Due to powerful, dry winds, more than 5,600 Pacific Gas and Electric customers saw power outages Monday in Santa Cruz County, primarily in the mountains. The outages come as parts of the county remain under red flag warnings, since a single spark could cause a major wildfire.
Amid high wind warnings and increased fire danger, the electric utility planned to intentionally shut off power for about 25,000 Central and Northern California residents Monday, but the Santa Cruz outages were unplanned and caused by wind-related problems, such as fallen trees, tree branches or debris that could have affected power lines, according to company spokesperson Mayra Tostado.
Santa Cruz County residents are no strangers to power outages, as they’ve seen more than 35 in recent months. The majority of these outages occurred in the southern part of the county, the San Lorenzo Valley and other parts of the Santa Cruz Mountains.
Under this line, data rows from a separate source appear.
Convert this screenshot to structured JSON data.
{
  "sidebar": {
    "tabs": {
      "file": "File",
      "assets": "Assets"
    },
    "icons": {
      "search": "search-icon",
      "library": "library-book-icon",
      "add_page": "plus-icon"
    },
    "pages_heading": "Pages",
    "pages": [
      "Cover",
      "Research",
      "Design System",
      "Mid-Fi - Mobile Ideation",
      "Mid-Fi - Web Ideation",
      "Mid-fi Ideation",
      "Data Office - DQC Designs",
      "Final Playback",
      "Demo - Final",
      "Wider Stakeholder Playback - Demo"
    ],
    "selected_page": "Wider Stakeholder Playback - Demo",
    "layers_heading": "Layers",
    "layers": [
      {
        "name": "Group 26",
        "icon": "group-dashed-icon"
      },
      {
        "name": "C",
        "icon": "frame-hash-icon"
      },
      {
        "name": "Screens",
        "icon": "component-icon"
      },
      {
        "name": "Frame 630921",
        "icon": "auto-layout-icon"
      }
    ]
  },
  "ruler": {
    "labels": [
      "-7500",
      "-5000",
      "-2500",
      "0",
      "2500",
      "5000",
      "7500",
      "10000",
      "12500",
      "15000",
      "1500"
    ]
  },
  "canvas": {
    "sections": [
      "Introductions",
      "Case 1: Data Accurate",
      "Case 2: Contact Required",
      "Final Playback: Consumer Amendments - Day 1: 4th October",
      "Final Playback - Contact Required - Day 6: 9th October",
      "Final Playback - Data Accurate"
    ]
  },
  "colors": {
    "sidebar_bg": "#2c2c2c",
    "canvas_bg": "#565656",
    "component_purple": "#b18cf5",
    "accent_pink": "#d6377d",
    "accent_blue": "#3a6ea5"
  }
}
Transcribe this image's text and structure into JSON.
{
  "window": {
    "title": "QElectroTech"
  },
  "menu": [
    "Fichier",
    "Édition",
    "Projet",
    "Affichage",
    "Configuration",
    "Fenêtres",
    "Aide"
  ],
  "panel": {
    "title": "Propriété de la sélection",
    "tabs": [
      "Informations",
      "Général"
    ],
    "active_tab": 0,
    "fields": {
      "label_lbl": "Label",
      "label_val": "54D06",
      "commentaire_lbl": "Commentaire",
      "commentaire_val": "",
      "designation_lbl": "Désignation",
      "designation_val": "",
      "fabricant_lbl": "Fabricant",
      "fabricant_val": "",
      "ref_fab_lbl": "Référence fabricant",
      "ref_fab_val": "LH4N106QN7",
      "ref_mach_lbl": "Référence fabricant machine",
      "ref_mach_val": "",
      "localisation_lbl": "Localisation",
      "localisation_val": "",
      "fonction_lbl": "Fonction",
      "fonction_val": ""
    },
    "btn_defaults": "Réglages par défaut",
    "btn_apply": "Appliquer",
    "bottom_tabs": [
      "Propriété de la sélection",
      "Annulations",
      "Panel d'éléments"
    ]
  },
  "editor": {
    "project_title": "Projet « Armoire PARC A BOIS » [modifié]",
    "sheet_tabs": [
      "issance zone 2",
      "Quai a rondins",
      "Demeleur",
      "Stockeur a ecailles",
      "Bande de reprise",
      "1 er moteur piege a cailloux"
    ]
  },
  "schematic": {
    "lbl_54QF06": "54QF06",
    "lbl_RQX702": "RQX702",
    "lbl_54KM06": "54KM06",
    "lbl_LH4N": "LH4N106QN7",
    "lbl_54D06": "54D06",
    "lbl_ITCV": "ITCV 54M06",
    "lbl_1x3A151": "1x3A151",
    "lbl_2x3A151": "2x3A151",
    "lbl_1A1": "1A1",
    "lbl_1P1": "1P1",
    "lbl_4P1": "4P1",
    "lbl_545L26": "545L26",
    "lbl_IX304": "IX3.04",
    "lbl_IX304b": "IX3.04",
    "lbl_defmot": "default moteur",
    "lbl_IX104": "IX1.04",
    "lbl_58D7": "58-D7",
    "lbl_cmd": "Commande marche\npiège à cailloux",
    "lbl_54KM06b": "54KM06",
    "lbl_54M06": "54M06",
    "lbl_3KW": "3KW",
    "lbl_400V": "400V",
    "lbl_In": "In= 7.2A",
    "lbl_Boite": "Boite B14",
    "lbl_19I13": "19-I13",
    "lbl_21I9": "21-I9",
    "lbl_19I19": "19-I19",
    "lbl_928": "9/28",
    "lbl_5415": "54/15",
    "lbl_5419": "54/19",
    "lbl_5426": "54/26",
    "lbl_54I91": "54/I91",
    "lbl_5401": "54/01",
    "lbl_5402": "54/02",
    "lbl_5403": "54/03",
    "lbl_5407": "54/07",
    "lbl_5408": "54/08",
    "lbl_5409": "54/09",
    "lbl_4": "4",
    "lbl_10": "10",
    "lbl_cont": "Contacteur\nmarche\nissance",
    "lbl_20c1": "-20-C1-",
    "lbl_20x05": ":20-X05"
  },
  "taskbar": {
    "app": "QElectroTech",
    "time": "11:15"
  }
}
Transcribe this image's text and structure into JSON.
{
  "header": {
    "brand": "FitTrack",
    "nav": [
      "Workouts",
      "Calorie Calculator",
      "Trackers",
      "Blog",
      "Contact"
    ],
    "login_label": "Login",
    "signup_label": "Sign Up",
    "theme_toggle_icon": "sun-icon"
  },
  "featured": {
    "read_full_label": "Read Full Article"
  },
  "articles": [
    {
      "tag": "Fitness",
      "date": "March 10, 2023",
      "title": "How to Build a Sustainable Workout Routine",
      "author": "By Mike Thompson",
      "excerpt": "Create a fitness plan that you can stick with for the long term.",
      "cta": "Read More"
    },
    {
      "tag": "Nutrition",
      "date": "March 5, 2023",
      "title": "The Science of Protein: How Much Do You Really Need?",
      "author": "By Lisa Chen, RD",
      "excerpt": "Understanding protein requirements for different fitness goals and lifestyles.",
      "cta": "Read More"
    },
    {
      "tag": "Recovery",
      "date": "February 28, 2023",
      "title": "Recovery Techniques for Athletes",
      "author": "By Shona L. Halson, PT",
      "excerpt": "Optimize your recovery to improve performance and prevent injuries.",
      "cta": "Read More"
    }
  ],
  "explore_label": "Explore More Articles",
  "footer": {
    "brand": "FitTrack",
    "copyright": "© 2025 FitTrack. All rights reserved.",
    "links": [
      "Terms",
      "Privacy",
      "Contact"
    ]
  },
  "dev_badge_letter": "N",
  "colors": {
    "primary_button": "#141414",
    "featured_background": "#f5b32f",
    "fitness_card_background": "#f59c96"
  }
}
The area’s mountainous regions have been designated as “high fire risk” zones due to extreme drought conditions.
These outages are a result of PG&E’s new “fast trip” settings, which the company implemented at the end of July in order to shut down power lines within a tenth of a second once triggered. Though the company says this system has been successful at fending off potential sparks and wildfires, it has resulted in the lines being extra sensitive: Even a squirrel chewing a line can shut power down for thousands of residents for hours.
Monday’s outages, however, were largely triggered by high winds, with the Santa Cruz Mountains under red flag warnings and expecting to see gusts from 35 to 50 mph through the afternoon.
Here’s a breakdown of the number of customers affected by the outages in Santa Cruz County as of 3 p.m. Monday, according to Tostado.
- Boulder Creek: 1,636
- Felton: 430
- Santa Cruz: 463
- Scotts Valley: 1,925
- Soquel: 472
- Watsonville: 503
While it was yet to be announced when the power would be back on for most of these customers, PG&E had assigned crews to assess the damage to electric lines prior to restoring power. According to PG&E’s map of current outages, many Scotts Valley residents could get power again by 6 p.m. Monday.
Wind-related outages were affecting approximately 12,000 residents across the Central Coast, Tostado said.
“Due to extensive and widespread damage, PG&E crews are responding to multiple outages in different locations where tree crews have to remove trees or other debris before PG&E can safely begin repairing or replacing damaged equipment,” Tostado said via email. “We will work around-the-clock to restore power to our customers safely and as quickly as possible.”
Earlier Monday, the Los Angeles Times reported that more than 34,000 Californians could see electricity intentionally shut off as high winds increase fire danger, and this doesn’t even touch on unplanned outages, as in Santa Cruz County.
As high winds continue to impact the Central Coast, more outage activity is possible through at least Tuesday. PG&E urges customers to never touch downed wires, and to prepare for storms by securing outdoor furniture and having a backup phone, a properly installed generator, flashlights and fresh drinking water and ice.